Donkey Kong was developed in 1981 by Nintendo, and was actually a way for Nintendo, which is located in Japan, to break into the North American gaming market. It’s a classic, and the famous Mario character is in it, too! Did you know Mario was originally named “Mr. Video” and then later “Jumpman”? Both Mario and Donkey Kong became quick fan favorites of this platform game genre, where Mario is rescuing a damsel in distress from the giant ape Donkey Kong. It is not only one of Nintendo’s most famous games, but an arcade game classic that will quickly have you spiraling back to the 80s.
Photo by Kyle Nieber / The Unsplash License
This iconic game by Konami was also created in Japan in 1981. It’s a simple gameplay idea where your object is to have frogs leap to safety across a treacherous river filled with many different obstacles. You can go the path alone or bring a friend along on the journey. It’s been adapted in so many different mediums, and the idea of Frogger is a classic one that many other companies have tried their hand at. This game would have a true 80s gamer pining for more.
3. Mario Bros
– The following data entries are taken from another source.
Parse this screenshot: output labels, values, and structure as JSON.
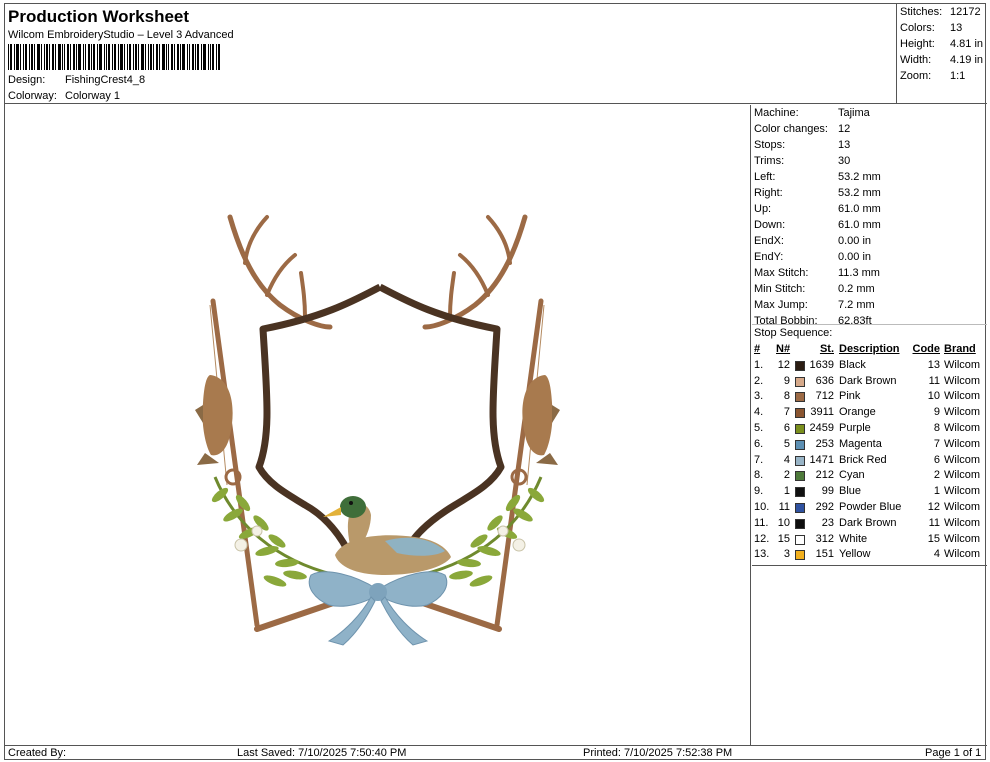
{
  "header": {
    "title": "Production Worksheet",
    "subtitle": "Wilcom EmbroideryStudio – Level 3 Advanced",
    "design_label": "Design:",
    "design_value": "FishingCrest4_8",
    "colorway_label": "Colorway:",
    "colorway_value": "Colorway 1"
  },
  "summary": {
    "stitches": {
      "label": "Stitches:",
      "value": "12172"
    },
    "colors": {
      "label": "Colors:",
      "value": "13"
    },
    "height": {
      "label": "Height:",
      "value": "4.81 in"
    },
    "width": {
      "label": "Width:",
      "value": "4.19 in"
    },
    "zoom": {
      "label": "Zoom:",
      "value": "1:1"
    }
  },
  "info": {
    "machine": {
      "label": "Machine:",
      "value": "Tajima"
    },
    "color_changes": {
      "label": "Color changes:",
      "value": "12"
    },
    "stops": {
      "label": "Stops:",
      "value": "13"
    },
    "trims": {
      "label": "Trims:",
      "value": "30"
    },
    "left": {
      "label": "Left:",
      "value": "53.2 mm"
    },
    "right": {
      "label": "Right:",
      "value": "53.2 mm"
    },
    "up": {
      "label": "Up:",
      "value": "61.0 mm"
    },
    "down": {
      "label": "Down:",
      "value": "61.0 mm"
    },
    "endx": {
      "label": "EndX:",
      "value": "0.00 in"
    },
    "endy": {
      "label": "EndY:",
      "value": "0.00 in"
    },
    "max_stitch": {
      "label": "Max Stitch:",
      "value": "11.3 mm"
    },
    "min_stitch": {
      "label": "Min Stitch:",
      "value": "0.2 mm"
    },
    "max_jump": {
      "label": "Max Jump:",
      "value": "7.2 mm"
    },
    "total_bobbin": {
      "label": "Total Bobbin:",
      "value": "62.83ft"
    }
  },
  "stop_sequence": {
    "title": "Stop Sequence:",
    "columns": {
      "idx": "#",
      "n": "N#",
      "st": "St.",
      "desc": "Description",
      "code": "Code",
      "brand": "Brand"
    },
    "rows": [
      {
        "idx": "1.",
        "n": "12",
        "color": "#2b1d12",
        "st": "1639",
        "desc": "Black",
        "code": "13",
        "brand": "Wilcom"
      },
      {
        "idx": "2.",
        "n": "9",
        "color": "#d6a98a",
        "st": "636",
        "desc": "Dark Brown",
        "code": "11",
        "brand": "Wilcom"
      },
      {
        "idx": "3.",
        "n": "8",
        "color": "#9c6a45",
        "st": "712",
        "desc": "Pink",
        "code": "10",
        "brand": "Wilcom"
      },
      {
        "idx": "4.",
        "n": "7",
        "color": "#8a5530",
        "st": "3911",
        "desc": "Orange",
        "code": "9",
        "brand": "Wilcom"
      },
      {
        "idx": "5.",
        "n": "6",
        "color": "#7a8f1c",
        "st": "2459",
        "desc": "Purple",
        "code": "8",
        "brand": "Wilcom"
      },
      {
        "idx": "6.",
        "n": "5",
        "color": "#5d90b4",
        "st": "253",
        "desc": "Magenta",
        "code": "7",
        "brand": "Wilcom"
      },
      {
        "idx": "7.",
        "n": "4",
        "color": "#98b4c6",
        "st": "1471",
        "desc": "Brick Red",
        "code": "6",
        "brand": "Wilcom"
      },
      {
        "idx": "8.",
        "n": "2",
        "color": "#4e7a3b",
        "st": "212",
        "desc": "Cyan",
        "code": "2",
        "brand": "Wilcom"
      },
      {
        "idx": "9.",
        "n": "1",
        "color": "#111111",
        "st": "99",
        "desc": "Blue",
        "code": "1",
        "brand": "Wilcom"
      },
      {
        "idx": "10.",
        "n": "11",
        "color": "#2f52a0",
        "st": "292",
        "desc": "Powder Blue",
        "code": "12",
        "brand": "Wilcom"
      },
      {
        "idx": "11.",
        "n": "10",
        "color": "#0e0e0e",
        "st": "23",
        "desc": "Dark Brown",
        "code": "11",
        "brand": "Wilcom"
      },
      {
        "idx": "12.",
        "n": "15",
        "color": "#ffffff",
        "st": "312",
        "desc": "White",
        "code": "15",
        "brand": "Wilcom"
      },
      {
        "idx": "13.",
        "n": "3",
        "color": "#f2b01e",
        "st": "151",
        "desc": "Yellow",
        "code": "4",
        "brand": "Wilcom"
      }
    ]
  },
  "footer": {
    "created_by": "Created By:",
    "last_saved": "Last Saved: 7/10/2025 7:50:40 PM",
    "printed": "Printed: 7/10/2025 7:52:38 PM",
    "page": "Page 1 of 1"
  }
}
Even Generation Z knows this 80s age-old classic that is Mario Bros! In the game, Mario and his brother Luigi have to defeat different creatures from the sewers. Hilariously, both characters are Italian-American plumbers. It’s a sweet and funny game that also can get pretty tricky. Developed in 1983 by Nintendo, fans went wild for the two brothers exterminating other characters by flipping them on their backs and kicking them off the screen. This game has been adapted in a million different ways, one of the most famous ones being Super Smash Bros and Mario Kart Bros, but this arcade classic will never go out of style as it created the basis of many games that exist today.
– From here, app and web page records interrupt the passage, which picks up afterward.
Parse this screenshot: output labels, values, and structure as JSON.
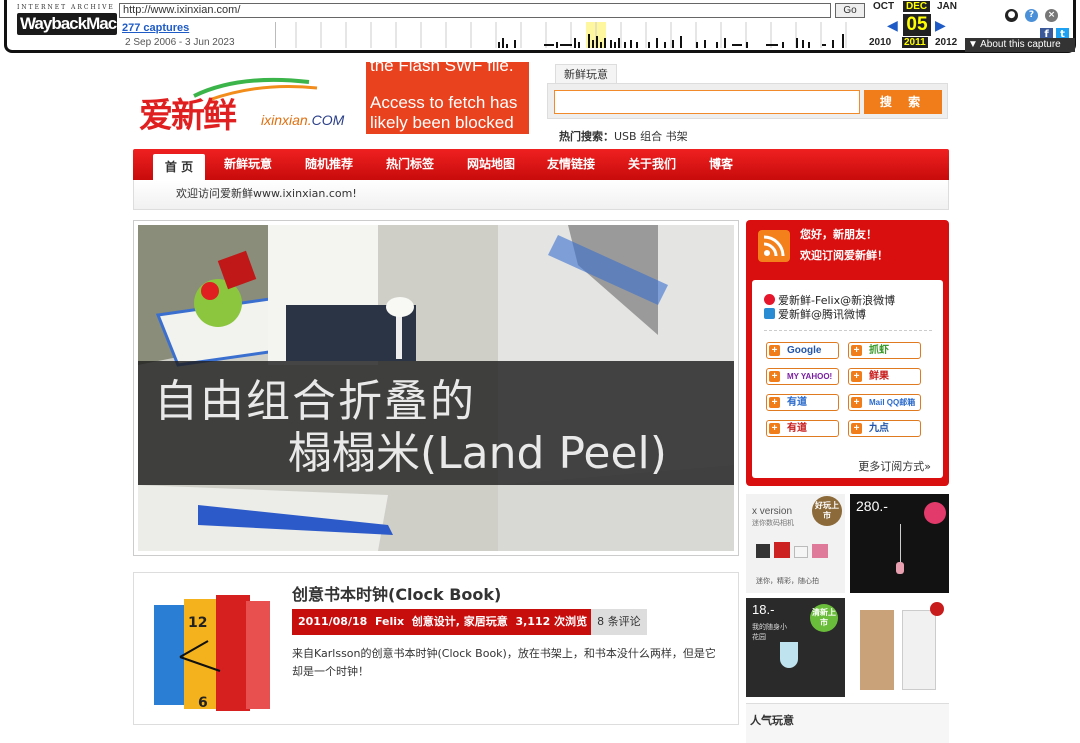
{
  "wayback": {
    "ia_label": "INTERNET ARCHIVE",
    "logo_text": "WaybackMachine",
    "url": "http://www.ixinxian.com/",
    "go": "Go",
    "captures": "277 captures",
    "range": "2 Sep 2006 - 3 Jun 2023",
    "months": [
      "OCT",
      "DEC",
      "JAN"
    ],
    "day": "05",
    "years": [
      "2010",
      "2011",
      "2012"
    ],
    "about": "▼ About this capture"
  },
  "site": {
    "logo_cn": "爱新鲜",
    "logo_en_a": "ixinxian.",
    "logo_en_b": "COM",
    "flash_line1": "the Flash SWF file.",
    "flash_line2": "Access to fetch has likely been blocked",
    "search_tab": "新鲜玩意",
    "search_placeholder": "",
    "search_button": "搜 索",
    "hot_label": "热门搜索：",
    "hot_terms": "USB 组合 书架"
  },
  "nav": {
    "items": [
      "首 页",
      "新鲜玩意",
      "随机推荐",
      "热门标签",
      "网站地图",
      "友情链接",
      "关于我们",
      "博客"
    ]
  },
  "welcome": "欢迎访问爱新鲜www.ixinxian.com!",
  "hero": {
    "line1": "自由组合折叠的",
    "line2": "榻榻米(Land Peel)"
  },
  "article": {
    "title": "创意书本时钟(Clock Book)",
    "date": "2011/08/18",
    "author": "Felix",
    "tags": "创意设计, 家居玩意",
    "views": "3,112 次浏览",
    "comments": "8 条评论",
    "body": "来自Karlsson的创意书本时钟(Clock Book)，放在书架上，和书本没什么两样，但是它却是一个时钟！"
  },
  "rss": {
    "hello": "您好，新朋友！",
    "subscribe": "欢迎订阅爱新鲜！",
    "weibo1": "爱新鲜-Felix@新浪微博",
    "weibo2": "爱新鲜@腾讯微博",
    "buttons": [
      "Google",
      "抓虾",
      "MY YAHOO!",
      "鲜果",
      "有道",
      "Mail QQ邮箱",
      "有道",
      "九点"
    ],
    "more": "更多订阅方式»"
  },
  "ads": {
    "ad1_title": "x version",
    "ad1_sub": "迷你数码相机",
    "ad1_badge": "好玩上市",
    "ad1_caption": "迷你，精彩，随心拍",
    "ad2_price": "280.-",
    "ad3_price": "18.-",
    "ad3_badge": "清新上市",
    "ad3_caption": "我的随身小花园"
  },
  "popular": "人气玩意",
  "colors": {
    "nav_red": "#d90f0f",
    "orange": "#f07c1a"
  }
}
Photo by Pete Pedroza / The Unsplash License
I still see so many commuters on the trains frantically playing Tetris. This puzzle game was created by Russian game designer Alexey Pajitnov in 1984. The name is derived from the Greek “tetra,” the prefix for “four,” and the word “tennis,” which was Pajitnov’s favorite game. There are four squares in each block, and the objective is to align the falling squares perfectly like a puzzle. Tetris is so popular that even today it is ranked as the highest selling video game in history.
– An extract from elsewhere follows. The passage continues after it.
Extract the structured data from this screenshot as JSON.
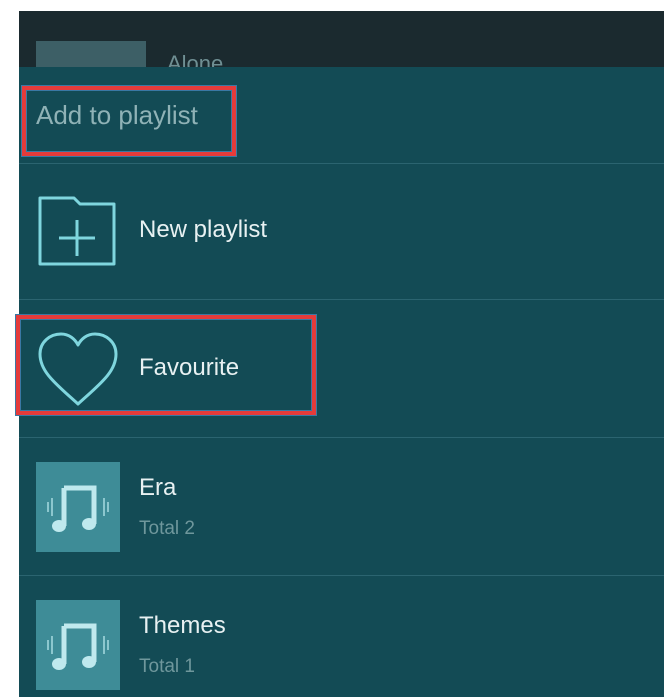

The main player of this game is chef Peter Pepper, a funny blue-jeaned character who must navigate over different hamburger ingredients scattered across a maze while dodging other oncoming characters. The enemy names, astutely named Mr. Hot Dog, Mr. Pickle, and Mr. Egg, are also long-time favorite characters for this 1982 arcade classic.
This futuristic game is a sequel to the 1979 Galaxian. In this space game, a spacecraft is placed at the bottom of the screen and your objective is to get your player to take control of the vehicle. The enemies are aliens, of course, and they scarily swarm towards you at the start of the game. Galaga definitely deserves a spot on the list for playing an important role in the scheme of sci-fi game genres everywhere.
7. Ms. Pac-Man
Created as a sequel to Pac Man, Ms. Pac Man is an undisputed classic from the 80s. This game revolutionized video games, as it introduced a strong female protagonist who found her way through four mazes, colorful graphics, and several different modes and challenges. This popular arcade game was the most successful American-produced arcade game of 1982, and quickly became a classic.
Along a similar genre of space games, Defender is about defeating invading aliens while protecting astronauts. It’s a classic shoot ‘em up style game, with vigorous horizontal scrolling involved. It is considered a huge iconic title in the Golden Age of Video Arcade Games. Fans were astounded by its compelling music and visuals that were one of a kind.
Developed in 1982 by Williams Electronics, Joust is a two-player game that is about cooperation. Your player, a knight, rides on a flying ostrich, defeating enemy knights who are riding atop buzzards. Joust synthesizes our love of medieval play with comedy, while also helping create a platform for cooperative games.